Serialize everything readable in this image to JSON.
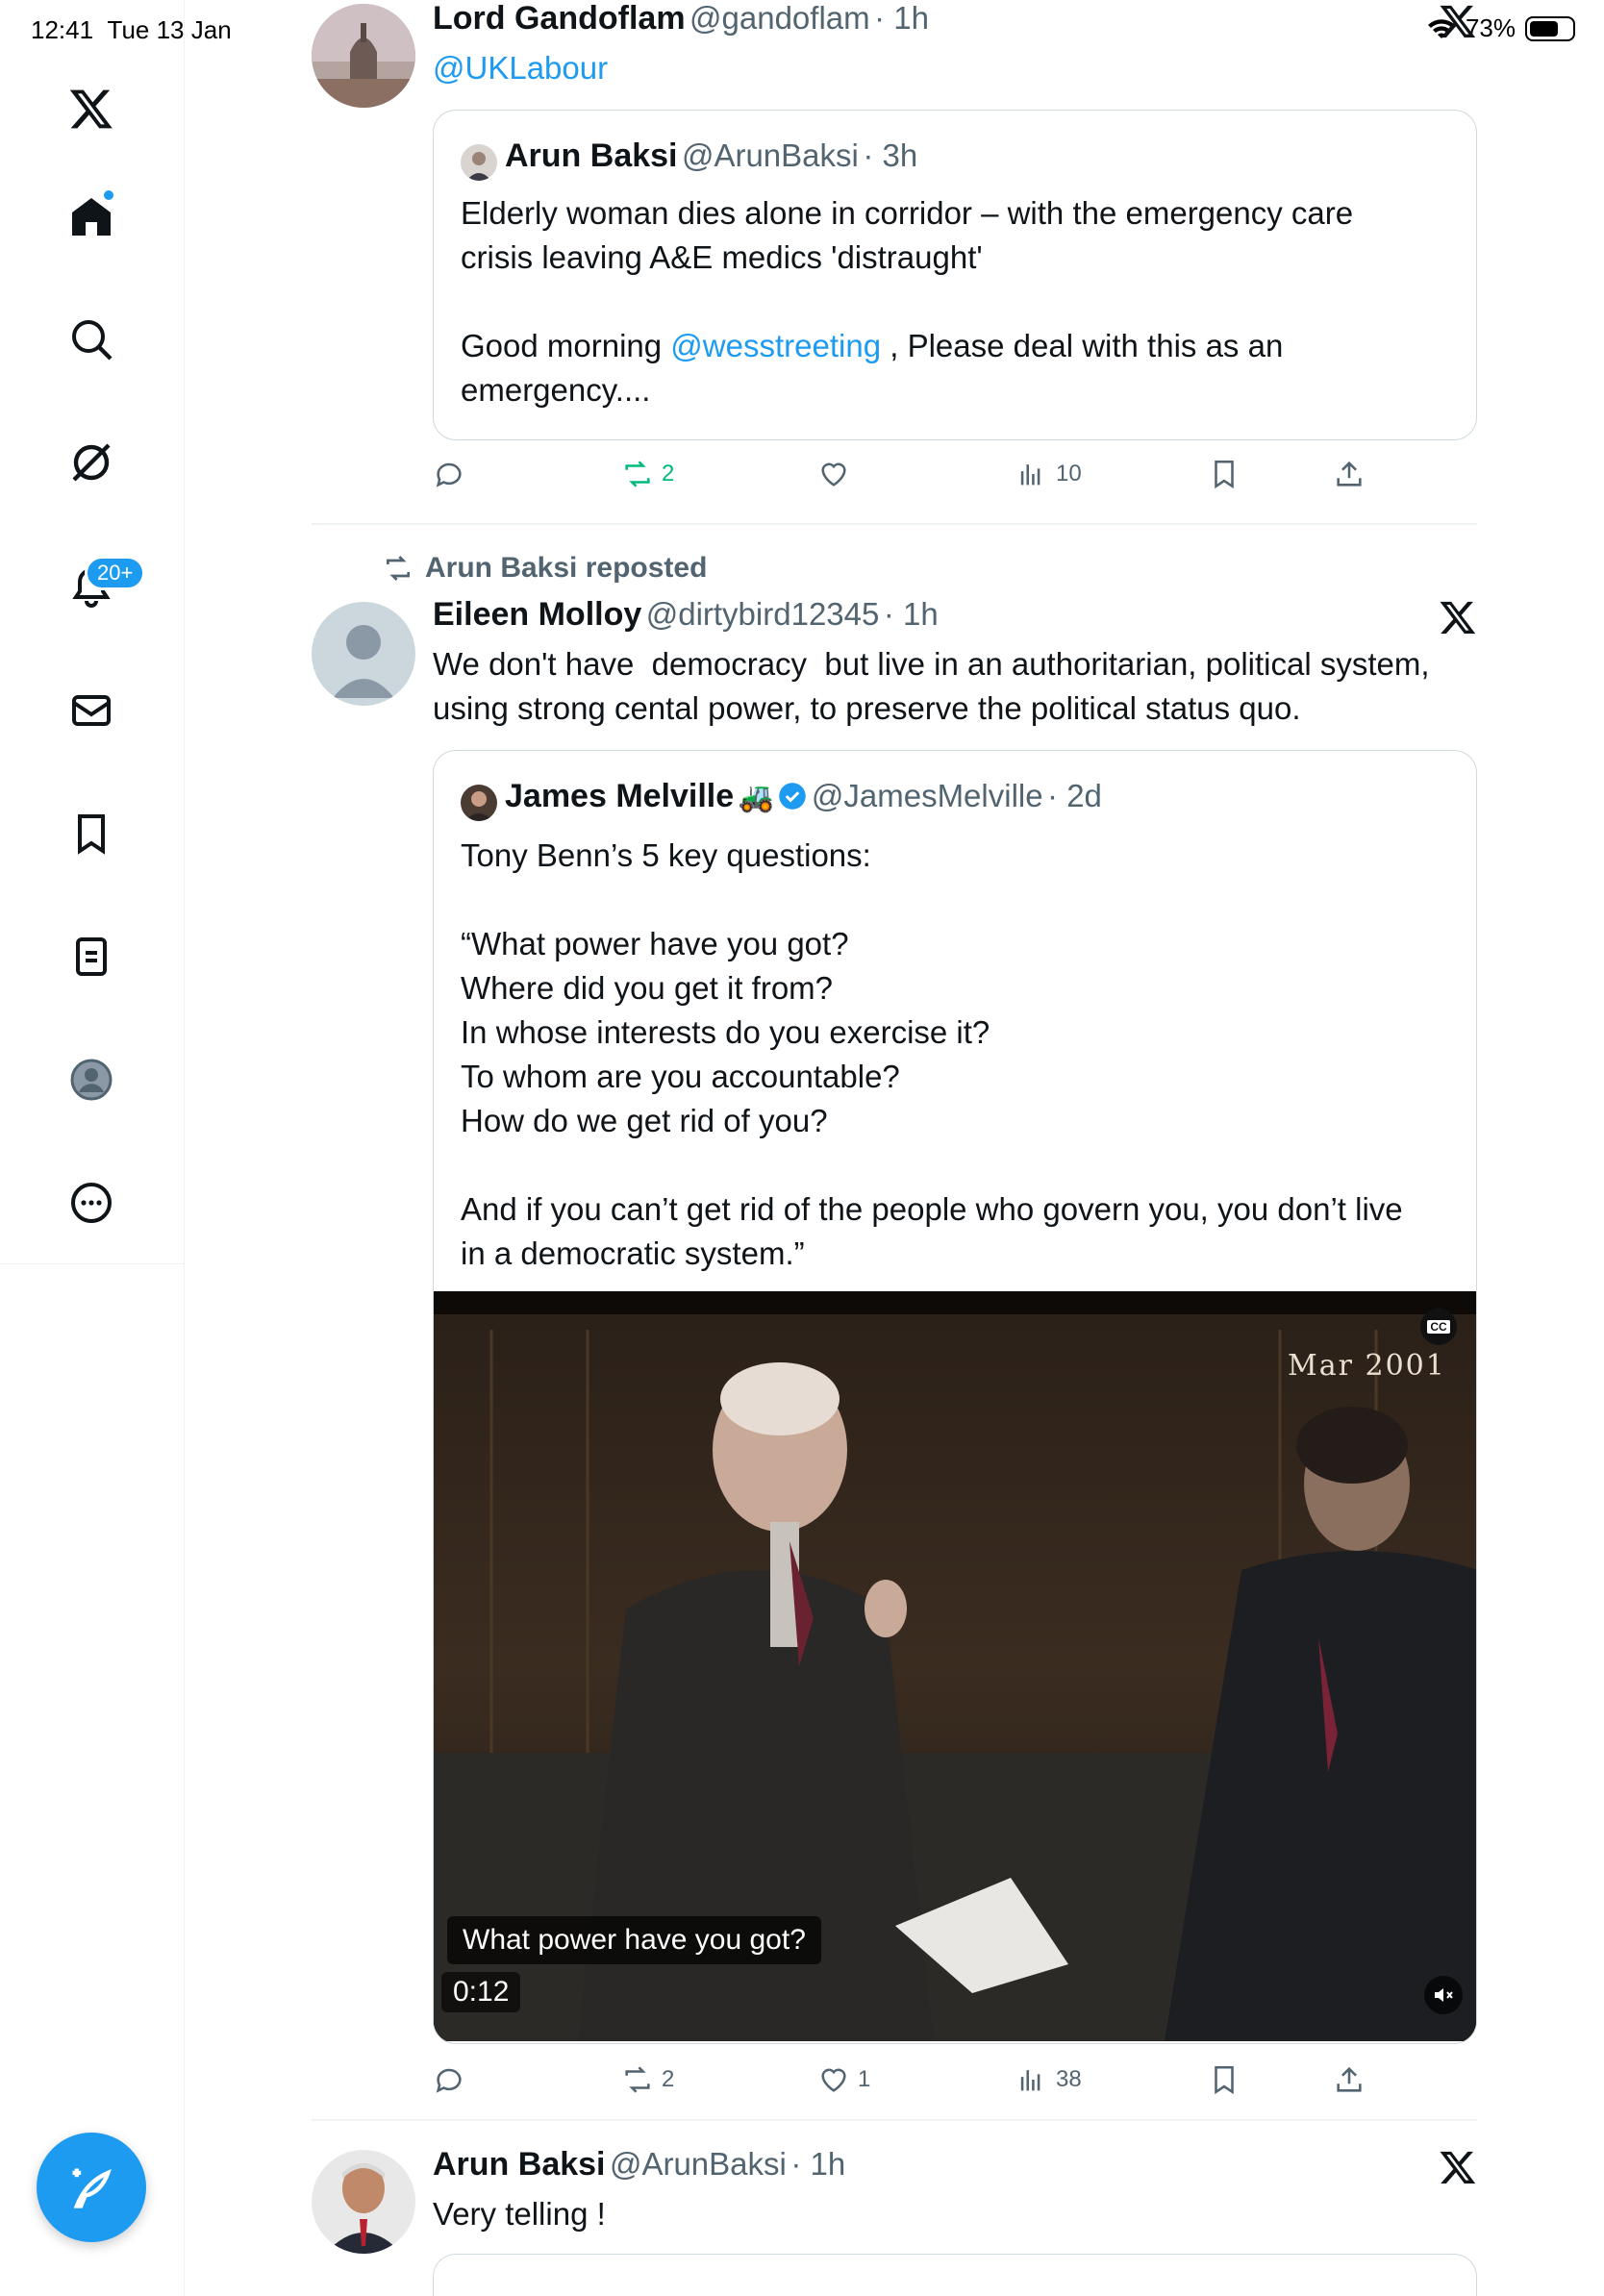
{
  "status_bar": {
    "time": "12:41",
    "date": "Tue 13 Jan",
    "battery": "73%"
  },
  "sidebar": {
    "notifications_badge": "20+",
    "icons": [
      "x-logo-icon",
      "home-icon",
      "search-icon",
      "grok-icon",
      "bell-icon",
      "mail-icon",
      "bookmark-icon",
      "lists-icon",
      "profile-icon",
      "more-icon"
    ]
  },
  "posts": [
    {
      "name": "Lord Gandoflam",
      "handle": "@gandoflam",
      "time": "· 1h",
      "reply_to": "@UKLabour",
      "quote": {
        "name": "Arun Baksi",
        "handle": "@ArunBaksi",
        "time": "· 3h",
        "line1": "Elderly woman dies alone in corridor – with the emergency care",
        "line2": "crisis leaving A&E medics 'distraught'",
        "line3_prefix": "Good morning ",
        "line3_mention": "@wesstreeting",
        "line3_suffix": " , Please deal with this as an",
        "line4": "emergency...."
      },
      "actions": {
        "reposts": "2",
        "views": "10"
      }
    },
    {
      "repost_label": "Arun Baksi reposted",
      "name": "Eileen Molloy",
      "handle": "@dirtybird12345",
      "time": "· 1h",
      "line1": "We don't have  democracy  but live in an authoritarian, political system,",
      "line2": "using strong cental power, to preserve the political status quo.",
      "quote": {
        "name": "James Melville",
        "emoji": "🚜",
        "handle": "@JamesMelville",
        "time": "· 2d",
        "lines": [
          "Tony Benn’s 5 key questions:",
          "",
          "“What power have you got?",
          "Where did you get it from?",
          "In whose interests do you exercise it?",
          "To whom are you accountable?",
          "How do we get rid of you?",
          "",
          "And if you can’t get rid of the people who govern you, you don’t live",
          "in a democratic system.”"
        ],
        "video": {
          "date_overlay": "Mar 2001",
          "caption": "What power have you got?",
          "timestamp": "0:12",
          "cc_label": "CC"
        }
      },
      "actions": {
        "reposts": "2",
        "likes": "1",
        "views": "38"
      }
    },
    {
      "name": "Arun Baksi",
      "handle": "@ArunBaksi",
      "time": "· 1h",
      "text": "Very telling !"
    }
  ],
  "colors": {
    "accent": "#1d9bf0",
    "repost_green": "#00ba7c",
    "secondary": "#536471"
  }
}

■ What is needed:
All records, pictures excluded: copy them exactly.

■ Answer for this exercise:
Serialize everything readable in this image to JSON.
{
  "status_bar": {
    "time": "12:41",
    "date": "Tue 13 Jan",
    "battery": "73%"
  },
  "sidebar": {
    "notifications_badge": "20+",
    "icons": [
      "x-logo-icon",
      "home-icon",
      "search-icon",
      "grok-icon",
      "bell-icon",
      "mail-icon",
      "bookmark-icon",
      "lists-icon",
      "profile-icon",
      "more-icon"
    ]
  },
  "posts": [
    {
      "name": "Lord Gandoflam",
      "handle": "@gandoflam",
      "time": "· 1h",
      "reply_to": "@UKLabour",
      "quote": {
        "name": "Arun Baksi",
        "handle": "@ArunBaksi",
        "time": "· 3h",
        "line1": "Elderly woman dies alone in corridor – with the emergency care",
        "line2": "crisis leaving A&E medics 'distraught'",
        "line3_prefix": "Good morning ",
        "line3_mention": "@wesstreeting",
        "line3_suffix": " , Please deal with this as an",
        "line4": "emergency...."
      },
      "actions": {
        "reposts": "2",
        "views": "10"
      }
    },
    {
      "repost_label": "Arun Baksi reposted",
      "name": "Eileen Molloy",
      "handle": "@dirtybird12345",
      "time": "· 1h",
      "line1": "We don't have  democracy  but live in an authoritarian, political system,",
      "line2": "using strong cental power, to preserve the political status quo.",
      "quote": {
        "name": "James Melville",
        "emoji": "🚜",
        "handle": "@JamesMelville",
        "time": "· 2d",
        "lines": [
          "Tony Benn’s 5 key questions:",
          "",
          "“What power have you got?",
          "Where did you get it from?",
          "In whose interests do you exercise it?",
          "To whom are you accountable?",
          "How do we get rid of you?",
          "",
          "And if you can’t get rid of the people who govern you, you don’t live",
          "in a democratic system.”"
        ],
        "video": {
          "date_overlay": "Mar 2001",
          "caption": "What power have you got?",
          "timestamp": "0:12",
          "cc_label": "CC"
        }
      },
      "actions": {
        "reposts": "2",
        "likes": "1",
        "views": "38"
      }
    },
    {
      "name": "Arun Baksi",
      "handle": "@ArunBaksi",
      "time": "· 1h",
      "text": "Very telling !"
    }
  ],
  "colors": {
    "accent": "#1d9bf0",
    "repost_green": "#00ba7c",
    "secondary": "#536471"
  }
}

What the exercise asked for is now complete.